|Titre :||Drug dealers' rational choices on which customers to rip-off (2014)|
|Auteurs :||S. JACQUES ; A. ALLEN ; R. WRIGHT|
|Type de document :||Article : Périodique|
|Dans :||International Journal of Drug Policy (Vol.25, n°2, March 2014)|
|Article en page(s) :||251-256|
|Discipline :||MAR (Marché de la drogue / Drug market)|
Thésaurus TOXIBASEMARCHE DE LA DROGUE ; REVENDEUR ; ETUDE QUALITATIVE ; ATTITUDE
BACKGROUND: Drug dealers are infamous for overcharging customers and handing over less than owed. One reason rip-offs frequently occur is blackmarket participants have limited access to formal means of dispute resolution and, as such, are attractive prey. Yet drug dealers do not cheat every customer. Though this is implicitly understood in the literature, sparse theoretical attention has been given to which customers are ripped-off and why.
METHODS: To address that lacuna, this paper uses the rationality perspective to analyze qualitative data obtained in interviews with 25 unincarcerated drug sellers operating in disadvantaged neighborhoods of St. Louis, Missouri.
RESULTS: We find that dealers typically rip-off six types of customers: persons who are strangers, first-time or irregular customers; do not have sufficient money on hand to make a purchase; are uninformed about going market rates; are deemed unlikely to retaliate; are offensive; or are addicted to drugs.

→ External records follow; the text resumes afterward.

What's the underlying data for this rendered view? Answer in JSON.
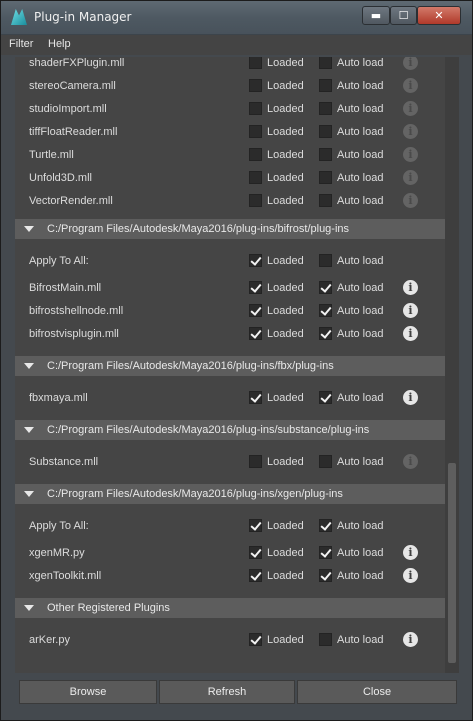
{
  "window": {
    "title": "Plug-in Manager",
    "buttons": {
      "minimize": "▬",
      "maximize": "☐",
      "close": "✕"
    }
  },
  "menu": [
    "Filter",
    "Help"
  ],
  "labels": {
    "loaded": "Loaded",
    "auto_load": "Auto load",
    "info": "i"
  },
  "top_rows": [
    {
      "name": "shaderFXPlugin.mll",
      "loaded": false,
      "auto": false,
      "info_active": false
    },
    {
      "name": "stereoCamera.mll",
      "loaded": false,
      "auto": false,
      "info_active": false
    },
    {
      "name": "studioImport.mll",
      "loaded": false,
      "auto": false,
      "info_active": false
    },
    {
      "name": "tiffFloatReader.mll",
      "loaded": false,
      "auto": false,
      "info_active": false
    },
    {
      "name": "Turtle.mll",
      "loaded": false,
      "auto": false,
      "info_active": false
    },
    {
      "name": "Unfold3D.mll",
      "loaded": false,
      "auto": false,
      "info_active": false
    },
    {
      "name": "VectorRender.mll",
      "loaded": false,
      "auto": false,
      "info_active": false
    }
  ],
  "sections": [
    {
      "path": "C:/Program Files/Autodesk/Maya2016/plug-ins/bifrost/plug-ins",
      "rows": [
        {
          "name": "Apply To All:",
          "loaded": true,
          "auto": false,
          "info": false
        },
        {
          "name": "BifrostMain.mll",
          "loaded": true,
          "auto": true,
          "info": true
        },
        {
          "name": "bifrostshellnode.mll",
          "loaded": true,
          "auto": true,
          "info": true
        },
        {
          "name": "bifrostvisplugin.mll",
          "loaded": true,
          "auto": true,
          "info": true
        }
      ]
    },
    {
      "path": "C:/Program Files/Autodesk/Maya2016/plug-ins/fbx/plug-ins",
      "rows": [
        {
          "name": "fbxmaya.mll",
          "loaded": true,
          "auto": true,
          "info": true
        }
      ]
    },
    {
      "path": "C:/Program Files/Autodesk/Maya2016/plug-ins/substance/plug-ins",
      "rows": [
        {
          "name": "Substance.mll",
          "loaded": false,
          "auto": false,
          "info": "dim"
        }
      ]
    },
    {
      "path": "C:/Program Files/Autodesk/Maya2016/plug-ins/xgen/plug-ins",
      "rows": [
        {
          "name": "Apply To All:",
          "loaded": true,
          "auto": true,
          "info": false
        },
        {
          "name": "xgenMR.py",
          "loaded": true,
          "auto": true,
          "info": true
        },
        {
          "name": "xgenToolkit.mll",
          "loaded": true,
          "auto": true,
          "info": true
        }
      ]
    },
    {
      "path": "Other Registered Plugins",
      "rows": [
        {
          "name": "arKer.py",
          "loaded": true,
          "auto": false,
          "info": true
        }
      ]
    }
  ],
  "footer": {
    "browse": "Browse",
    "refresh": "Refresh",
    "close": "Close"
  }
}
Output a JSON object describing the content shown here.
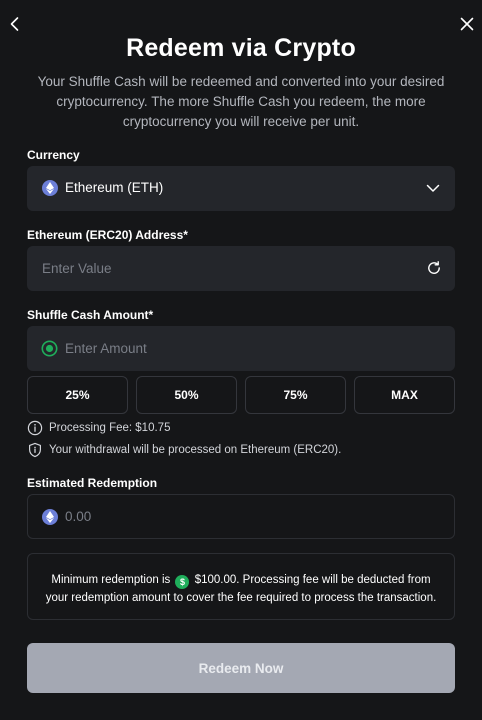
{
  "header": {
    "title": "Redeem via Crypto",
    "description": "Your Shuffle Cash will be redeemed and converted into your desired cryptocurrency. The more Shuffle Cash you redeem, the more cryptocurrency you will receive per unit."
  },
  "currency": {
    "label": "Currency",
    "selected": "Ethereum (ETH)",
    "icon": "ethereum-icon",
    "color": "#6c7fd8"
  },
  "address": {
    "label": "Ethereum (ERC20) Address*",
    "placeholder": "Enter Value",
    "value": ""
  },
  "amount": {
    "label": "Shuffle Cash Amount*",
    "placeholder": "Enter Amount",
    "value": "",
    "percent_buttons": [
      "25%",
      "50%",
      "75%",
      "MAX"
    ]
  },
  "info": {
    "processing_fee": "Processing Fee: $10.75",
    "network_note": "Your withdrawal will be processed on Ethereum (ERC20)."
  },
  "estimate": {
    "label": "Estimated Redemption",
    "value": "0.00"
  },
  "notice": {
    "prefix": "Minimum redemption is",
    "currency_symbol": "$",
    "amount": "$100.00",
    "suffix": ". Processing fee will be deducted from your redemption amount to cover the fee required to process the transaction.",
    "badge_color": "#1fae5b"
  },
  "actions": {
    "submit_label": "Redeem Now"
  },
  "colors": {
    "background": "#151618",
    "field": "#24262b",
    "accent_green": "#1fae5b",
    "button_disabled": "#a4a8b3"
  }
}
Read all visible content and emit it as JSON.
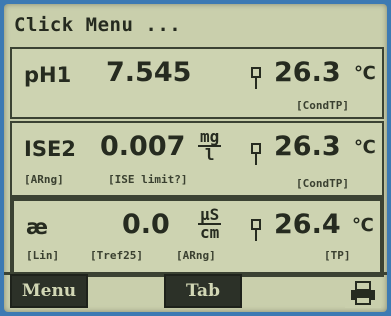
{
  "header": {
    "title": "Click Menu",
    "dots": "..."
  },
  "channels": [
    {
      "name": "pH1",
      "value": "7.545",
      "unit_num": "",
      "unit_den": "",
      "temp": "26.3",
      "temp_unit": "℃",
      "notes": [
        "",
        "",
        "[CondTP]"
      ],
      "selected": false
    },
    {
      "name": "ISE2",
      "value": "0.007",
      "unit_num": "mg",
      "unit_den": "l",
      "temp": "26.3",
      "temp_unit": "℃",
      "notes": [
        "[ARng]",
        "[ISE limit?]",
        "[CondTP]"
      ],
      "selected": false
    },
    {
      "name": "æ",
      "value": "0.0",
      "unit_num": "μS",
      "unit_den": "cm",
      "temp": "26.4",
      "temp_unit": "℃",
      "notes": [
        "[Lin]",
        "[Tref25]",
        "[ARng]",
        "[TP]"
      ],
      "selected": true
    }
  ],
  "softkeys": {
    "left": "Menu",
    "center": "Tab",
    "right_icon": "print-icon"
  }
}
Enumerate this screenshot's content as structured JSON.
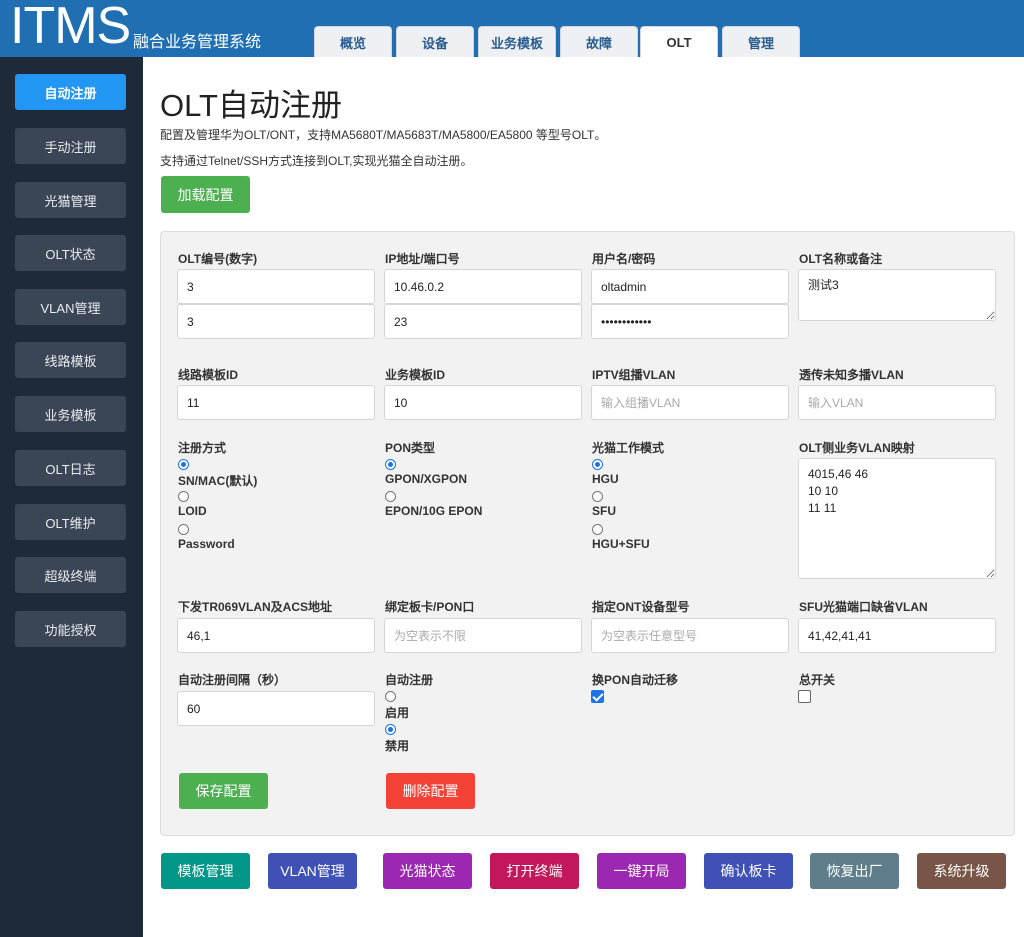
{
  "header": {
    "logo": "ITMS",
    "subtitle": "融合业务管理系统",
    "tabs": [
      "概览",
      "设备",
      "业务模板",
      "故障",
      "OLT",
      "管理"
    ],
    "active_tab": "OLT"
  },
  "sidebar": {
    "items": [
      "自动注册",
      "手动注册",
      "光猫管理",
      "OLT状态",
      "VLAN管理",
      "线路模板",
      "业务模板",
      "OLT日志",
      "OLT维护",
      "超级终端",
      "功能授权"
    ],
    "active": "自动注册"
  },
  "main": {
    "title": "OLT自动注册",
    "desc1": "配置及管理华为OLT/ONT，支持MA5680T/MA5683T/MA5800/EA5800 等型号OLT。",
    "desc2": "支持通过Telnet/SSH方式连接到OLT,实现光猫全自动注册。",
    "load_button": "加载配置"
  },
  "form": {
    "olt_no": {
      "label": "OLT编号(数字)",
      "value1": "3",
      "value2": "3"
    },
    "ip_port": {
      "label": "IP地址/端口号",
      "ip": "10.46.0.2",
      "port": "23"
    },
    "user_pass": {
      "label": "用户名/密码",
      "user": "oltadmin",
      "password": "••••••••••••"
    },
    "olt_name": {
      "label": "OLT名称或备注",
      "value": "测试3"
    },
    "line_template": {
      "label": "线路模板ID",
      "value": "11"
    },
    "service_template": {
      "label": "业务模板ID",
      "value": "10"
    },
    "iptv_vlan": {
      "label": "IPTV组播VLAN",
      "placeholder": "输入组播VLAN"
    },
    "unknown_multicast": {
      "label": "透传未知多播VLAN",
      "placeholder": "输入VLAN"
    },
    "reg_mode": {
      "label": "注册方式",
      "options": [
        "SN/MAC(默认)",
        "LOID",
        "Password"
      ]
    },
    "pon_type": {
      "label": "PON类型",
      "options": [
        "GPON/XGPON",
        "EPON/10G EPON"
      ]
    },
    "ont_mode": {
      "label": "光猫工作模式",
      "options": [
        "HGU",
        "SFU",
        "HGU+SFU"
      ]
    },
    "vlan_map": {
      "label": "OLT侧业务VLAN映射",
      "value": "4015,46 46\n10 10\n11 11"
    },
    "tr069": {
      "label": "下发TR069VLAN及ACS地址",
      "value": "46,1"
    },
    "bind_board": {
      "label": "绑定板卡/PON口",
      "placeholder": "为空表示不限"
    },
    "ont_model": {
      "label": "指定ONT设备型号",
      "placeholder": "为空表示任意型号"
    },
    "sfu_vlan": {
      "label": "SFU光猫端口缺省VLAN",
      "value": "41,42,41,41"
    },
    "interval": {
      "label": "自动注册间隔（秒）",
      "value": "60"
    },
    "auto_reg": {
      "label": "自动注册",
      "options": [
        "启用",
        "禁用"
      ]
    },
    "pon_migrate": {
      "label": "换PON自动迁移",
      "checked": true
    },
    "master_switch": {
      "label": "总开关",
      "checked": false
    },
    "save_button": "保存配置",
    "delete_button": "删除配置"
  },
  "bottom_buttons": [
    {
      "label": "模板管理",
      "color": "#009688"
    },
    {
      "label": "VLAN管理",
      "color": "#3f51b5"
    },
    {
      "label": "光猫状态",
      "color": "#9c27b0"
    },
    {
      "label": "打开终端",
      "color": "#c2185b"
    },
    {
      "label": "一键开局",
      "color": "#9c27b0"
    },
    {
      "label": "确认板卡",
      "color": "#3f51b5"
    },
    {
      "label": "恢复出厂",
      "color": "#607d8b"
    },
    {
      "label": "系统升级",
      "color": "#795548"
    }
  ]
}
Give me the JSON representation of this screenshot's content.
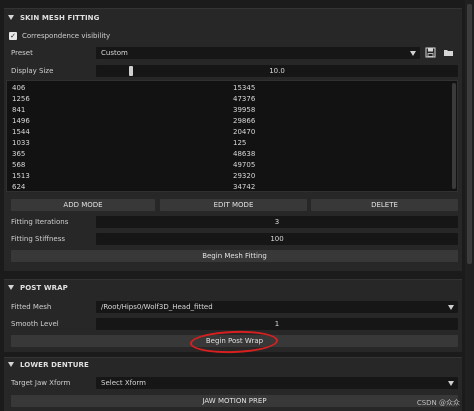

Dealers target these groups due to perceiving them as unlikely to be repeat business; not worth the hassle of doing business with; unlikely to realize they are being ripped-off; in the wrong and thus deserving of payback; and, unwilling to retaliate or take their money elsewhere.
CONCLUSION: Our findings are discussed in relation to their practical implications, including the importance of giving blackmarket participants greater access to law, and how customers may prevent being ripped-off.
|Domaine :||Drogues illicites / Illicit drugs|
|Affiliation :||Department of Criminal Justice and Criminology, Georgia State University, Atlanta, GA, USA|